By providing services and meeting a local or national need we become influencers. We also have a direct link to those we support: the true experts. Napoleon Bonaparte was right about one thing: in politics, stupidity is not a handicap. Policy-makers, however much they try to convince us otherwise, are not experts. They are too often driven by populism, founded on their desire to be re-elected, or, for those with front-bench ambitions, a blind, unprincipled loyalty to their Party. If we don't speak out to inform them and educate them others will and we might not like the policies or laws that we end up.

Being political isn't about telling people to vote a certain way, it's about trying to bring about change. Being political is advising local authorities on policies that affect your service users. Being political is advocating for those you support when they access mainstream services. Being political is raising awareness about some of the needs you were established to address. You don't have to chain yourself to the gates of Parliament to be political.
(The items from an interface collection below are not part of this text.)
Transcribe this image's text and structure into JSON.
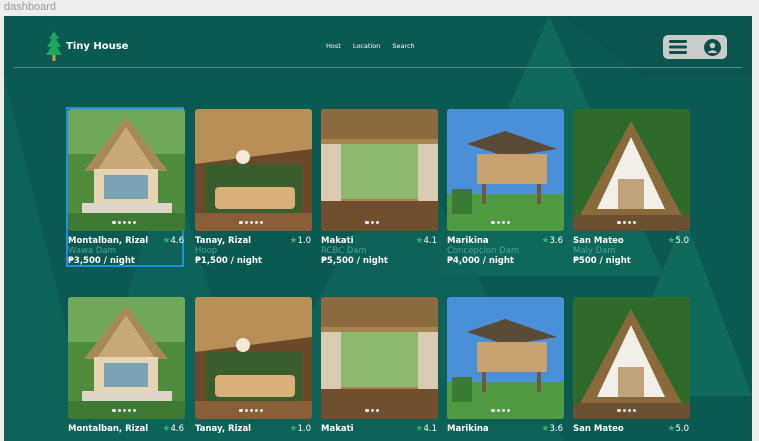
{
  "frame_label": "dashboard",
  "brand": {
    "name": "Tiny House"
  },
  "nav": [
    "Host",
    "Location",
    "Search"
  ],
  "icons": {
    "logo": "pine-tree-icon",
    "menu": "hamburger-menu-icon",
    "profile": "user-circle-icon",
    "rating": "star-icon"
  },
  "colors": {
    "background": "#0b5a52",
    "accent_star": "#2db36a",
    "selection": "#1e8fe6",
    "place_text": "#4aa29a"
  },
  "listings": [
    {
      "location": "Montalban, Rizal",
      "place": "Wawa Dam",
      "price": "₱3,500 / night",
      "rating": "4.6",
      "selected": true
    },
    {
      "location": "Tanay, Rizal",
      "place": "Hoop",
      "price": "₱1,500 / night",
      "rating": "1.0",
      "selected": false
    },
    {
      "location": "Makati",
      "place": "RCBC Dam",
      "price": "₱5,500 / night",
      "rating": "4.1",
      "selected": false
    },
    {
      "location": "Marikina",
      "place": "Concepcion Dam",
      "price": "₱4,000 / night",
      "rating": "3.6",
      "selected": false
    },
    {
      "location": "San Mateo",
      "place": "Maly Dam",
      "price": "₱500 / night",
      "rating": "5.0",
      "selected": false
    }
  ],
  "listings_row2": [
    {
      "location": "Montalban, Rizal",
      "rating": "4.6"
    },
    {
      "location": "Tanay, Rizal",
      "rating": "1.0"
    },
    {
      "location": "Makati",
      "rating": "4.1"
    },
    {
      "location": "Marikina",
      "rating": "3.6"
    },
    {
      "location": "San Mateo",
      "rating": "5.0"
    }
  ]
}
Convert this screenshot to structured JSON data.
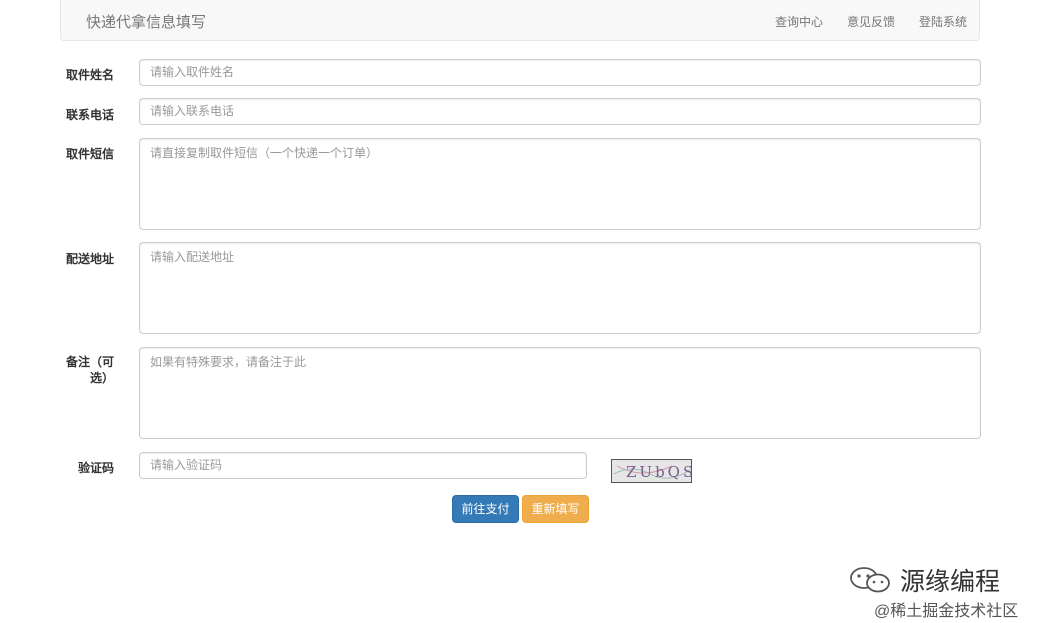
{
  "navbar": {
    "brand": "快递代拿信息填写",
    "links": [
      "查询中心",
      "意见反馈",
      "登陆系统"
    ]
  },
  "form": {
    "name": {
      "label": "取件姓名",
      "placeholder": "请输入取件姓名"
    },
    "phone": {
      "label": "联系电话",
      "placeholder": "请输入联系电话"
    },
    "sms": {
      "label": "取件短信",
      "placeholder": "请直接复制取件短信（一个快递一个订单）"
    },
    "address": {
      "label": "配送地址",
      "placeholder": "请输入配送地址"
    },
    "note": {
      "label_line1": "备注（可",
      "label_line2": "选）",
      "placeholder": "如果有特殊要求，请备注于此"
    },
    "captcha": {
      "label": "验证码",
      "placeholder": "请输入验证码",
      "image_text": "ZUbQS"
    }
  },
  "buttons": {
    "pay": "前往支付",
    "reset": "重新填写"
  },
  "watermark": {
    "line1": "源缘编程",
    "line2": "@稀土掘金技术社区"
  },
  "colors": {
    "primary": "#337ab7",
    "warning": "#f0ad4e"
  }
}
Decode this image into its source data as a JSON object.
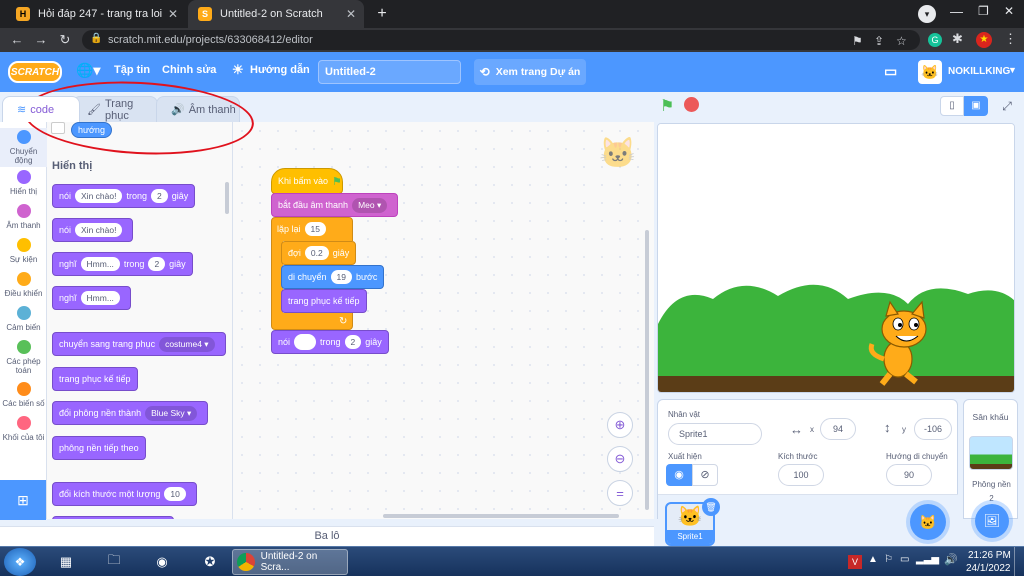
{
  "browser": {
    "tabs": [
      {
        "label": "Hỏi đáp 247 - trang tra loi",
        "favicon": "H"
      },
      {
        "label": "Untitled-2 on Scratch",
        "favicon": "S"
      }
    ],
    "url": "scratch.mit.edu/projects/633068412/editor"
  },
  "menubar": {
    "logo": "SCRATCH",
    "file": "Tập tin",
    "edit": "Chỉnh sửa",
    "tutorials": "Hướng dẫn",
    "project_title": "Untitled-2",
    "see_project": "Xem trang Dự án",
    "username": "NOKILLKING"
  },
  "editor_tabs": {
    "code": "code",
    "costumes": "Trang phục",
    "sounds": "Âm thanh"
  },
  "categories": [
    {
      "label": "Chuyển động",
      "color": "#4c97ff"
    },
    {
      "label": "Hiển thị",
      "color": "#9966ff"
    },
    {
      "label": "Âm thanh",
      "color": "#cf63cf"
    },
    {
      "label": "Sự kiện",
      "color": "#ffbf00"
    },
    {
      "label": "Điều khiển",
      "color": "#ffab19"
    },
    {
      "label": "Cảm biến",
      "color": "#5cb1d6"
    },
    {
      "label": "Các phép toán",
      "color": "#59c059"
    },
    {
      "label": "Các biến số",
      "color": "#ff8c1a"
    },
    {
      "label": "Khối của tôi",
      "color": "#ff6680"
    }
  ],
  "palette": {
    "top_reporter": "hướng",
    "section_title": "Hiển thị",
    "say_for": {
      "say": "nói",
      "msg": "Xin chào!",
      "in": "trong",
      "secs": "2",
      "unit": "giây"
    },
    "say": {
      "say": "nói",
      "msg": "Xin chào!"
    },
    "think_for": {
      "think": "nghĩ",
      "msg": "Hmm...",
      "in": "trong",
      "secs": "2",
      "unit": "giây"
    },
    "think": {
      "think": "nghĩ",
      "msg": "Hmm..."
    },
    "switch_costume": {
      "label": "chuyển sang trang phục",
      "value": "costume4"
    },
    "next_costume": "trang phục kế tiếp",
    "switch_backdrop": {
      "label": "đổi phông nền thành",
      "value": "Blue Sky"
    },
    "next_backdrop": "phông nền tiếp theo",
    "change_size": {
      "label": "đổi kích thước một lượng",
      "value": "10"
    }
  },
  "script": {
    "hat": "Khi bấm vào",
    "start_sound": {
      "label": "bắt đầu âm thanh",
      "value": "Meo"
    },
    "repeat": {
      "label": "lặp lại",
      "value": "15"
    },
    "wait": {
      "label": "đợi",
      "value": "0.2",
      "unit": "giây"
    },
    "move": {
      "label": "di chuyển",
      "value": "19",
      "unit": "bước"
    },
    "next_costume": "trang phục kế tiếp",
    "say_for": {
      "say": "nói",
      "in": "trong",
      "secs": "2",
      "unit": "giây"
    }
  },
  "sprite_info": {
    "sprite_label": "Nhân vật",
    "sprite_name": "Sprite1",
    "x_label": "x",
    "x": "94",
    "y_label": "y",
    "y": "-106",
    "show_label": "Xuất hiện",
    "size_label": "Kích thước",
    "size": "100",
    "direction_label": "Hướng di chuyển",
    "direction": "90",
    "thumb_label": "Sprite1"
  },
  "stage_pane": {
    "title": "Sân khấu",
    "backdrops_label": "Phông nền",
    "backdrops_count": "2"
  },
  "backpack": "Ba lô",
  "taskbar": {
    "time": "21:26 PM",
    "date": "24/1/2022",
    "scratch_task": "Untitled-2 on Scra..."
  }
}
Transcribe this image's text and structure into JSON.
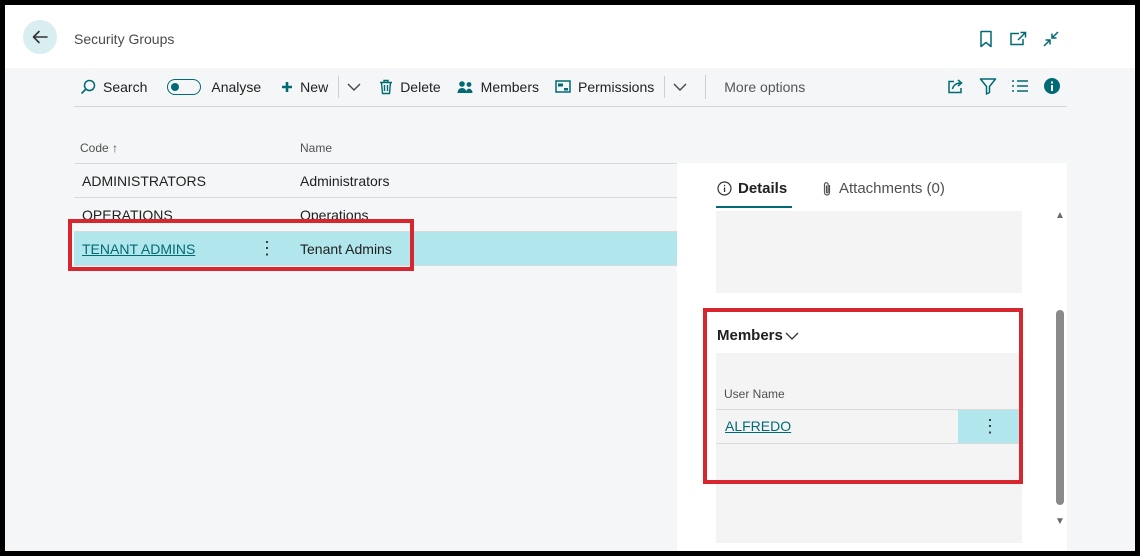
{
  "header": {
    "title": "Security Groups",
    "icons": [
      "back-arrow-icon",
      "bookmark-icon",
      "open-new-window-icon",
      "collapse-icon"
    ]
  },
  "toolbar": {
    "search_label": "Search",
    "analyse_label": "Analyse",
    "new_label": "New",
    "delete_label": "Delete",
    "members_label": "Members",
    "permissions_label": "Permissions",
    "more_options_label": "More options",
    "right_icons": [
      "share-icon",
      "filter-icon",
      "list-view-icon",
      "info-icon"
    ]
  },
  "list": {
    "columns": {
      "code": "Code ↑",
      "name": "Name"
    },
    "rows": [
      {
        "code": "ADMINISTRATORS",
        "name": "Administrators",
        "selected": false
      },
      {
        "code": "OPERATIONS",
        "name": "Operations",
        "selected": false
      },
      {
        "code": "TENANT ADMINS",
        "name": "Tenant Admins",
        "selected": true
      }
    ]
  },
  "factbox": {
    "tabs": {
      "details": "Details",
      "attachments": "Attachments (0)"
    },
    "members": {
      "title": "Members",
      "column": "User Name",
      "rows": [
        {
          "user_name": "ALFREDO"
        }
      ]
    }
  },
  "colors": {
    "accent": "#006a75",
    "selection": "#b0e6ec",
    "highlight": "#d7262e"
  }
}
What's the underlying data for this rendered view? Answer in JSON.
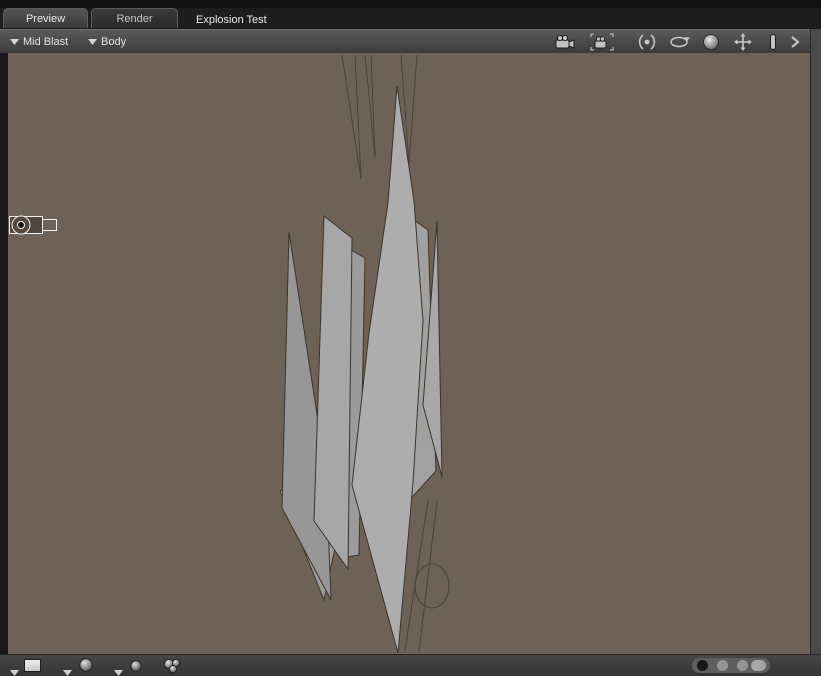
{
  "window": {
    "pane_title": "Explosion Test"
  },
  "tabs": [
    {
      "label": "Preview",
      "active": true
    },
    {
      "label": "Render",
      "active": false
    }
  ],
  "toolbar": {
    "node_dropdown": "Mid Blast",
    "part_dropdown": "Body",
    "icons": [
      "camera-icon",
      "frame-camera-icon",
      "orbit-camera-icon",
      "rotate-camera-icon",
      "sphere-icon",
      "pan-camera-icon",
      "dolly-camera-icon",
      "chevron-right-icon"
    ]
  },
  "viewport": {
    "content": "gray faceted explosion mesh of vertical spikes with wireframe spikes above, wire circle below, and a camera gizmo at left"
  },
  "bottom_bar": {
    "icons": [
      "drawstyle-swatch-dropdown",
      "shaded-sphere-dropdown",
      "smooth-sphere-dropdown",
      "multi-sphere-icon"
    ],
    "pager_dots": 3
  },
  "colors": {
    "viewport_bg": "#6e6257",
    "mesh_fill": "#a8a8a8",
    "mesh_stroke": "#3b342b",
    "toolbar_bg": "#4a4a4a",
    "tabbar_bg": "#1d1d1d",
    "gizmo_stroke": "#f2f2f2"
  }
}
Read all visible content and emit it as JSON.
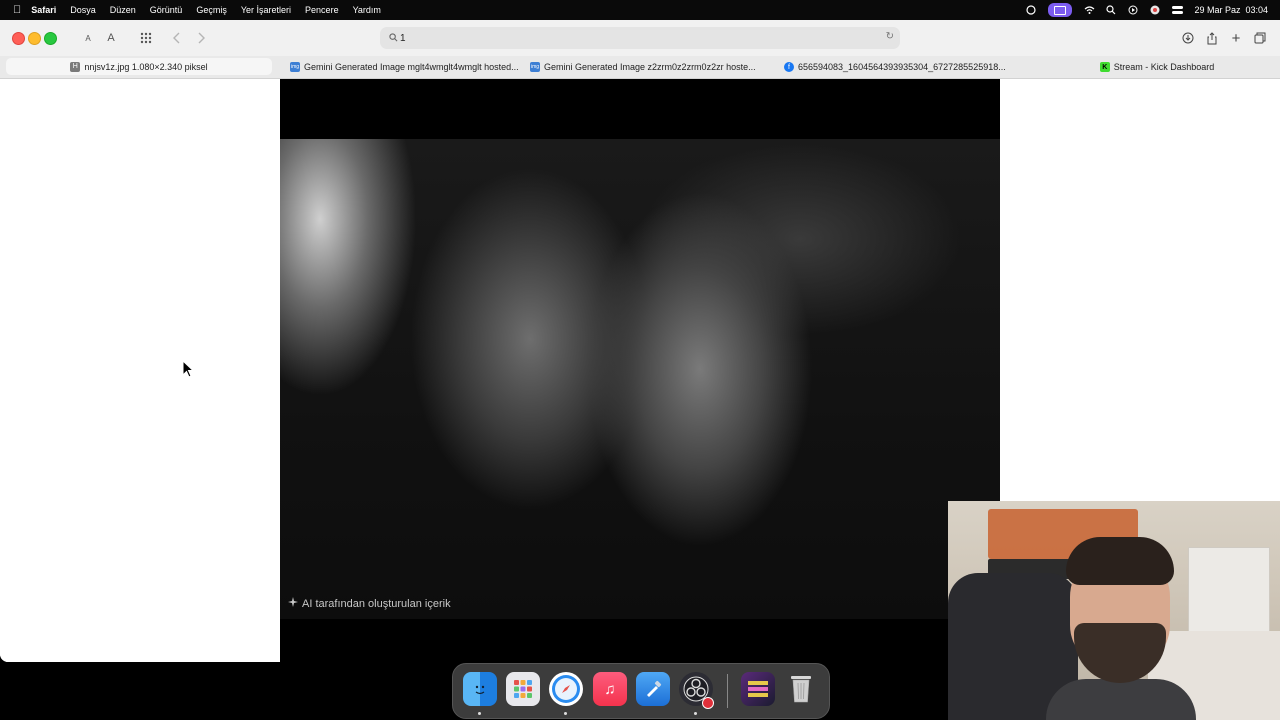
{
  "menubar": {
    "apple_icon": "apple-icon",
    "items": [
      "Safari",
      "Dosya",
      "Düzen",
      "Görüntü",
      "Geçmiş",
      "Yer İşaretleri",
      "Pencere",
      "Yardım"
    ],
    "datetime": "29 Mar Paz  03:04"
  },
  "toolbar": {
    "text_small": "A",
    "text_large": "A",
    "address_value": "1"
  },
  "tabs": [
    {
      "label": "nnjsv1z.jpg 1.080×2.340 piksel",
      "favicon": "H",
      "favicon_color": "#7a7a7a"
    },
    {
      "label": "Gemini Generated Image mglt4wmglt4wmglt hosted...",
      "favicon": "img",
      "favicon_color": "#3d7fd4"
    },
    {
      "label": "Gemini Generated Image z2zrm0z2zrm0z2zr hoste...",
      "favicon": "img",
      "favicon_color": "#3d7fd4"
    },
    {
      "label": "656594083_1604564393935304_6727285525918...",
      "favicon": "f",
      "favicon_color": "#1877f2"
    },
    {
      "label": "Stream - Kick Dashboard",
      "favicon": "K",
      "favicon_color": "#3fdc30"
    }
  ],
  "image": {
    "ai_label": "AI tarafından oluşturulan içerik"
  },
  "dock": {
    "apps": [
      "Finder",
      "Launchpad",
      "Safari",
      "Music",
      "Xcode",
      "OBS",
      "Dumbo",
      "Trash"
    ]
  },
  "colors": {
    "accent": "#7b5cf0",
    "close": "#ff5f57",
    "minimize": "#febc2e",
    "maximize": "#28c840"
  }
}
In our area of work, ending violence against sex workers, most politicians are blinded by either ideology or ignorance or both. The work we do makes us an authority on the issue and with that comes a responsibility to advocate for change. If our mission is to improve the safety of sex workers how can we remain silent when policies are introduced that will harm them?

Many third sector organisations are reluctant to speak out for fear of upsetting potential funders. This is a short-sighted and naïve approach. On sex work policy, there was a period under New Labour when those determined to eradicate sex work at whatever cost had the ear of the Government. This was not due to a failure of advocacy on the part of harm reduction services but to the ideological position of those in power. Harm reduction, human rights and safety dropped from the agenda. Rescue and the abolition of sex work become the dominant discourse. Evidence and sex workers' own accounts were ignored. It became incredibly difficult to get funding for harm reduction and evidence-led service delivery while the rescue industry, ideologically determined to eradicate sex work, flourished. The legacy of this period is still felt today. Organisations disappeared and many of those that remained had to scale back or redefine their values.

The lesson? Charity funding is influenced by the dominant discourse. Unless you want your organisation to be a chameleon, changing your values and principles to meet the political climate of the day then you need to be involved in advocacy. If the welfare of those who you are there to help isn't motivation enough then do it for your own survival.

Most of us could get more money and have more resources at our disposal in the private sector or even in the public sector. We do what we do because we identify with those for whom we advocate and are disgusted at the injustices they face. Surely we are doing a profound disservice to them if we choose to remain silent rather than joining with them in calling for changes that will improve their lives.